Contract Pharma Solutions

How do you tame a spike in demand during the pandemic?

How do you tame a spike in demand during the pandemic?

Last three months were difficult for everyone. In the setting on COVID-19 some organizations experienced shutting down production completely while the others got into the craziness of spiking demand. We were fortunate to be able to continue our business and deal with 6-fold increase in production volumes.

Spike in demand

Hiring more operators is not the only answer or not the answer at all. Before to continue, here is just a little reminder: we are in COVID-19 setting – employees are in constant risk to be quarantined. It practically meant – no meetings, working in groups no bigger than 4, no overlapping employees in groups or even in common areas of facilities or outside, disinfection intervals between the shifts, uncertainty in supply of materials. Here are the things that helped:


  • Throughput increase in the production line – obviously! It means adding/ removing physical components (tubes, valves, detectors, controllers) which in turn implies reprograming of equipment and its control interfaces. Installing and testing during the night to have empty premises and idle equipment.
  • Optimise your non-core processes
    • Storage – have raw materials available and easily accessible based on the product that is currently running.
    • Moving – have space and define moving paths for raw or packaging materials
    • Transport – get your production shipped out immediately (daily) and have your client informed. This saves storage space and load moving efforts.
    • Record management – in stressful situations correct information is vital – what are raw material levels, which product is being manufactured, what is packed, what is ready to be shipped and what was shipped.
    • Sales administration – have your clients to confirm orders details clearly and in advance to plan batch setups, line reconfigurations, people, timetables.
  • Restructuring of human resources – hiring takes and induction takes time which is too valuable resource in a temporary spike. You can see in graph that employee increase is trailing and is simply too late. This is what worked best in our setting – operating in multiple trailing shifts to have uninterrupted 16-18h/day production, reshuffling team compositions for it to be sufficient and completely independent, adding support unit to provide in secure manner whatever to keep the production running.
  • Manage supplier risk – have local alternative suppliers pre-analyzed and pre-evaluated to facilitate fast decision making. We got our Asian supplier halting its production. Decision to switching to a European provider took just an hour without interruptions of processes. A change in a single component of a product can severely reduce production throughput damaging your and your clients’ bottom-lines.

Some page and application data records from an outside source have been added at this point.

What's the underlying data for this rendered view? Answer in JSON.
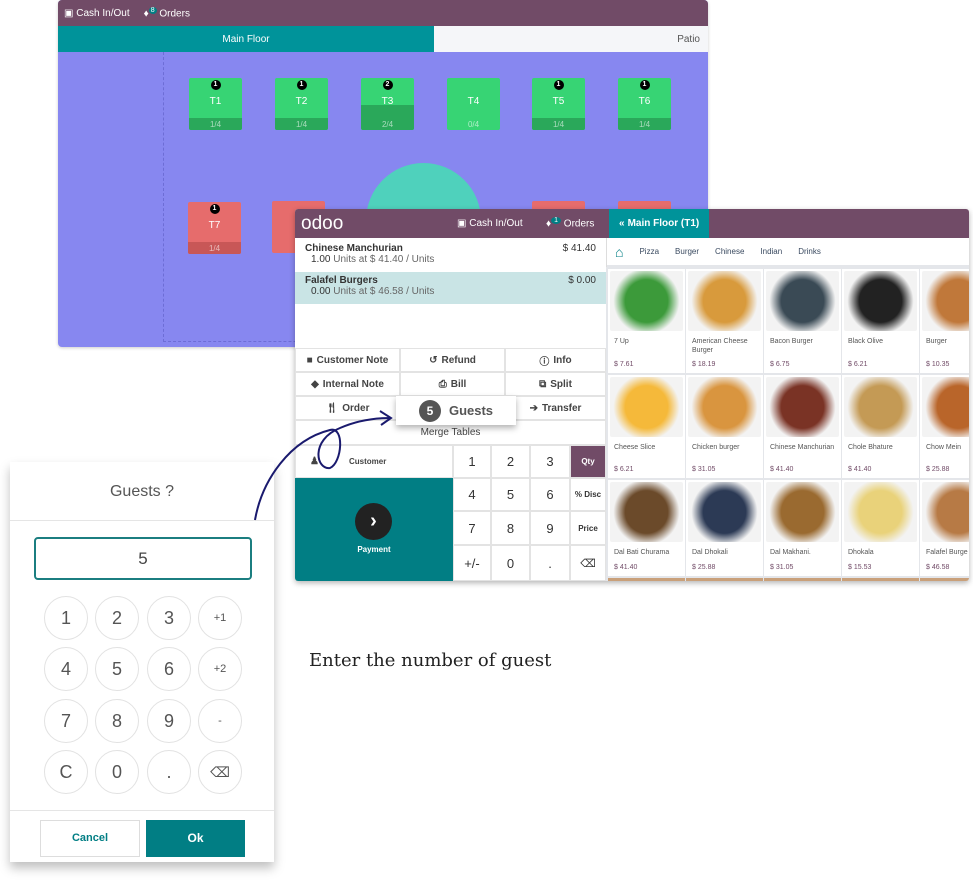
{
  "floor_window": {
    "header": {
      "cash_label": "Cash In/Out",
      "orders_label": "Orders",
      "orders_count": "8"
    },
    "tabs": [
      {
        "label": "Main Floor",
        "active": true
      },
      {
        "label": "Patio",
        "active": false
      }
    ],
    "tables": [
      {
        "name": "T1",
        "badge": "1",
        "seats": "1/4",
        "color": "#37d474"
      },
      {
        "name": "T2",
        "badge": "1",
        "seats": "1/4",
        "color": "#37d474"
      },
      {
        "name": "T3",
        "badge": "2",
        "seats": "2/4",
        "color": "#37d474"
      },
      {
        "name": "T4",
        "badge": "",
        "seats": "0/4",
        "color": "#37d474"
      },
      {
        "name": "T5",
        "badge": "1",
        "seats": "1/4",
        "color": "#37d474"
      },
      {
        "name": "T6",
        "badge": "1",
        "seats": "1/4",
        "color": "#37d474"
      },
      {
        "name": "T7",
        "badge": "1",
        "seats": "1/4",
        "color": "#e66c6c"
      }
    ]
  },
  "pos": {
    "header": {
      "logo": "odoo",
      "cash_label": "Cash In/Out",
      "orders_label": "Orders",
      "orders_count": "1",
      "floor_button": "Main Floor (T1)"
    },
    "order_lines": [
      {
        "name": "Chinese Manchurian",
        "price": "$ 41.40",
        "qty": "1.00",
        "detail": "Units at $ 41.40 / Units",
        "selected": false
      },
      {
        "name": "Falafel Burgers",
        "price": "$ 0.00",
        "qty": "0.00",
        "detail": "Units at $ 46.58 / Units",
        "selected": true
      }
    ],
    "actions": {
      "customer_note": "Customer Note",
      "refund": "Refund",
      "info": "Info",
      "internal_note": "Internal Note",
      "bill": "Bill",
      "split": "Split",
      "order": "Order",
      "guests_count": "5",
      "guests": "Guests",
      "transfer": "Transfer",
      "merge_tables": "Merge Tables"
    },
    "customer_label": "Customer",
    "payment_label": "Payment",
    "keypad": {
      "keys": [
        "1",
        "2",
        "3",
        "4",
        "5",
        "6",
        "7",
        "8",
        "9",
        "+/-",
        "0",
        "."
      ],
      "modes": [
        "Qty",
        "% Disc",
        "Price"
      ],
      "active_mode": "Qty"
    },
    "categories": [
      "Pizza",
      "Burger",
      "Chinese",
      "Indian",
      "Drinks"
    ],
    "products": [
      {
        "name": "7 Up",
        "price": "$ 7.61",
        "color": "#3c9a3a"
      },
      {
        "name": "American Cheese Burger",
        "price": "$ 18.19",
        "color": "#d89a3c"
      },
      {
        "name": "Bacon Burger",
        "price": "$ 6.75",
        "color": "#3a4a55"
      },
      {
        "name": "Black Olive",
        "price": "$ 6.21",
        "color": "#222222"
      },
      {
        "name": "Burger",
        "price": "$ 10.35",
        "color": "#c0783a"
      },
      {
        "name": "Cheese Slice",
        "price": "$ 6.21",
        "color": "#f5b93a"
      },
      {
        "name": "Chicken burger",
        "price": "$ 31.05",
        "color": "#d9953f"
      },
      {
        "name": "Chinese Manchurian",
        "price": "$ 41.40",
        "color": "#7a3325"
      },
      {
        "name": "Chole Bhature",
        "price": "$ 41.40",
        "color": "#c49a55"
      },
      {
        "name": "Chow Mein",
        "price": "$ 25.88",
        "color": "#b9652a"
      },
      {
        "name": "Dal Bati Churama",
        "price": "$ 41.40",
        "color": "#6b4a2a"
      },
      {
        "name": "Dal Dhokali",
        "price": "$ 25.88",
        "color": "#2c3a55"
      },
      {
        "name": "Dal Makhani.",
        "price": "$ 31.05",
        "color": "#9a6a30"
      },
      {
        "name": "Dhokala",
        "price": "$ 15.53",
        "color": "#e9d27a"
      },
      {
        "name": "Falafel Burge",
        "price": "$ 46.58",
        "color": "#b77a45"
      }
    ]
  },
  "guests_dialog": {
    "title": "Guests ?",
    "value": "5",
    "keys": [
      "1",
      "2",
      "3",
      "+1",
      "4",
      "5",
      "6",
      "+2",
      "7",
      "8",
      "9",
      "-",
      "C",
      "0",
      "."
    ],
    "cancel": "Cancel",
    "ok": "Ok"
  },
  "annotation": "Enter the number of guest",
  "colors": {
    "purple": "#714b67",
    "teal": "#017e84",
    "floor": "#8787f0"
  }
}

To conclude the restructuring of teams and optimization of non-core processes had the best productivity/cost effect within the tight deadlines. Search, hiring and induction of new people take too long and gets your cost ballooning coupled with a reduction of productivity as current employees have to be taken to out or process stopped to train the newcomers. You can observe that in the above graph where Sales Value drops dramatically when new people put on the payroll. This is definitely an undesirable effect when you face a temporary spike in demand and have to aim all resources to exploit a temporary opportunity.